• [What the task requires]: Locate the line that contains "Read all visible content and emit it as JSON.". Print it and each following line through the end of the listing, verbatim, and nothing more.

▬▬▬▬▬▬

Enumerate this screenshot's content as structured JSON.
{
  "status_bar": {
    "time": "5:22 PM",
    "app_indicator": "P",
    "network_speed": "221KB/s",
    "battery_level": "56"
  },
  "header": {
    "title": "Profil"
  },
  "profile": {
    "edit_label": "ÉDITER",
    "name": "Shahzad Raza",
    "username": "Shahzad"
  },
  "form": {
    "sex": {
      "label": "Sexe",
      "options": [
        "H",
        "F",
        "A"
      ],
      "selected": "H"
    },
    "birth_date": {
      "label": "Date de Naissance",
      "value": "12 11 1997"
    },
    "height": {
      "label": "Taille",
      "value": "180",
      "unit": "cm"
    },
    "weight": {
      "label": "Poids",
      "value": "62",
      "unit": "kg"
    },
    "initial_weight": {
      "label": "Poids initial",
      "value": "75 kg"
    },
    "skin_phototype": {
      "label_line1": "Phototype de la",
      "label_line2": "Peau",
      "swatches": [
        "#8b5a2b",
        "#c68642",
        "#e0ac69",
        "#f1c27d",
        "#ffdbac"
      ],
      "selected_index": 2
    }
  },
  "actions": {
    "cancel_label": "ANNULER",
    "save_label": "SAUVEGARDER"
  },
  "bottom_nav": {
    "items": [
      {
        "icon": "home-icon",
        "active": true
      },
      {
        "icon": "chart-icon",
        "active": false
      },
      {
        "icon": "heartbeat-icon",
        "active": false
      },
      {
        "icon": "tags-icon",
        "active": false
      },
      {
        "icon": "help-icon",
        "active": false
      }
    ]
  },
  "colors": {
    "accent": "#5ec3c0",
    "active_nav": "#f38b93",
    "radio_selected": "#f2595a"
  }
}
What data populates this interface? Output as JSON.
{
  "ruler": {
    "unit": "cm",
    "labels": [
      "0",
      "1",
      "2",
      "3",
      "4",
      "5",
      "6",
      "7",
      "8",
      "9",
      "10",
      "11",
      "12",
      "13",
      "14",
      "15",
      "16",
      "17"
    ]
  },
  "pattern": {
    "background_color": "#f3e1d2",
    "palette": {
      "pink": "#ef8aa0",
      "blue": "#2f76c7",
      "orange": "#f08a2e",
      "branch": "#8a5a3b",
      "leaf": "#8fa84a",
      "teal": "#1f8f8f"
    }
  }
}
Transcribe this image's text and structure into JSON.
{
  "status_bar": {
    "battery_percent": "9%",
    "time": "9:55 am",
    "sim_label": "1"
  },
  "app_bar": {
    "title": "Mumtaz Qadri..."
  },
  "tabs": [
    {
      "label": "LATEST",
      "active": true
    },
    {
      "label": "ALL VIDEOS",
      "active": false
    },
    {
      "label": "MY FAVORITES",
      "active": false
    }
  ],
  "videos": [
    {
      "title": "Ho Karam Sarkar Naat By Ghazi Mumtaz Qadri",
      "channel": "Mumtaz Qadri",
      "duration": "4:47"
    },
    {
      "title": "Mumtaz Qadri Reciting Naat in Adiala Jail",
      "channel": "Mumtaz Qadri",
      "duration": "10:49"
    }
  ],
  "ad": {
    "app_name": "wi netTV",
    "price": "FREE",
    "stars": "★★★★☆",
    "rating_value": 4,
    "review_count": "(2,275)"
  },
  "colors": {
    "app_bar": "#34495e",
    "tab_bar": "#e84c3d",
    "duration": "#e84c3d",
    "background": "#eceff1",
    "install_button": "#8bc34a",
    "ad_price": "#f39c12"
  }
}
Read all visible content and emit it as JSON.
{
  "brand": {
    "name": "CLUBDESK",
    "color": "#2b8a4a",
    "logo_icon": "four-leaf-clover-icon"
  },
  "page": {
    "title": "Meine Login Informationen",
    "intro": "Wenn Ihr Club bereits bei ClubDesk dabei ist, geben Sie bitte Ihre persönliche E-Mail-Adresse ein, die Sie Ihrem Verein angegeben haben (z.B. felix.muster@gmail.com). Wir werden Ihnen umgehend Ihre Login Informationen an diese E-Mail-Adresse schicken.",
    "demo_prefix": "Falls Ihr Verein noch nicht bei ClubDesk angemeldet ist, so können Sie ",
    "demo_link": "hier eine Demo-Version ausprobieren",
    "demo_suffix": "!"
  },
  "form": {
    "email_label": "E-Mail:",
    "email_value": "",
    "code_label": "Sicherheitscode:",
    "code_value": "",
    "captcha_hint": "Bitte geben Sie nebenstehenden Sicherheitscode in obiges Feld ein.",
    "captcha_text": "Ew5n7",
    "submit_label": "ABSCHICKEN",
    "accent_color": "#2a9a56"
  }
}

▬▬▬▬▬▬

• [Exercise solution]:
Read all visible content and emit it as JSON.
{
  "brand": {
    "name": "CLUBDESK",
    "color": "#2b8a4a",
    "logo_icon": "four-leaf-clover-icon"
  },
  "page": {
    "title": "Meine Login Informationen",
    "intro": "Wenn Ihr Club bereits bei ClubDesk dabei ist, geben Sie bitte Ihre persönliche E-Mail-Adresse ein, die Sie Ihrem Verein angegeben haben (z.B. felix.muster@gmail.com). Wir werden Ihnen umgehend Ihre Login Informationen an diese E-Mail-Adresse schicken.",
    "demo_prefix": "Falls Ihr Verein noch nicht bei ClubDesk angemeldet ist, so können Sie ",
    "demo_link": "hier eine Demo-Version ausprobieren",
    "demo_suffix": "!"
  },
  "form": {
    "email_label": "E-Mail:",
    "email_value": "",
    "code_label": "Sicherheitscode:",
    "code_value": "",
    "captcha_hint": "Bitte geben Sie nebenstehenden Sicherheitscode in obiges Feld ein.",
    "captcha_text": "Ew5n7",
    "submit_label": "ABSCHICKEN",
    "accent_color": "#2a9a56"
  }
}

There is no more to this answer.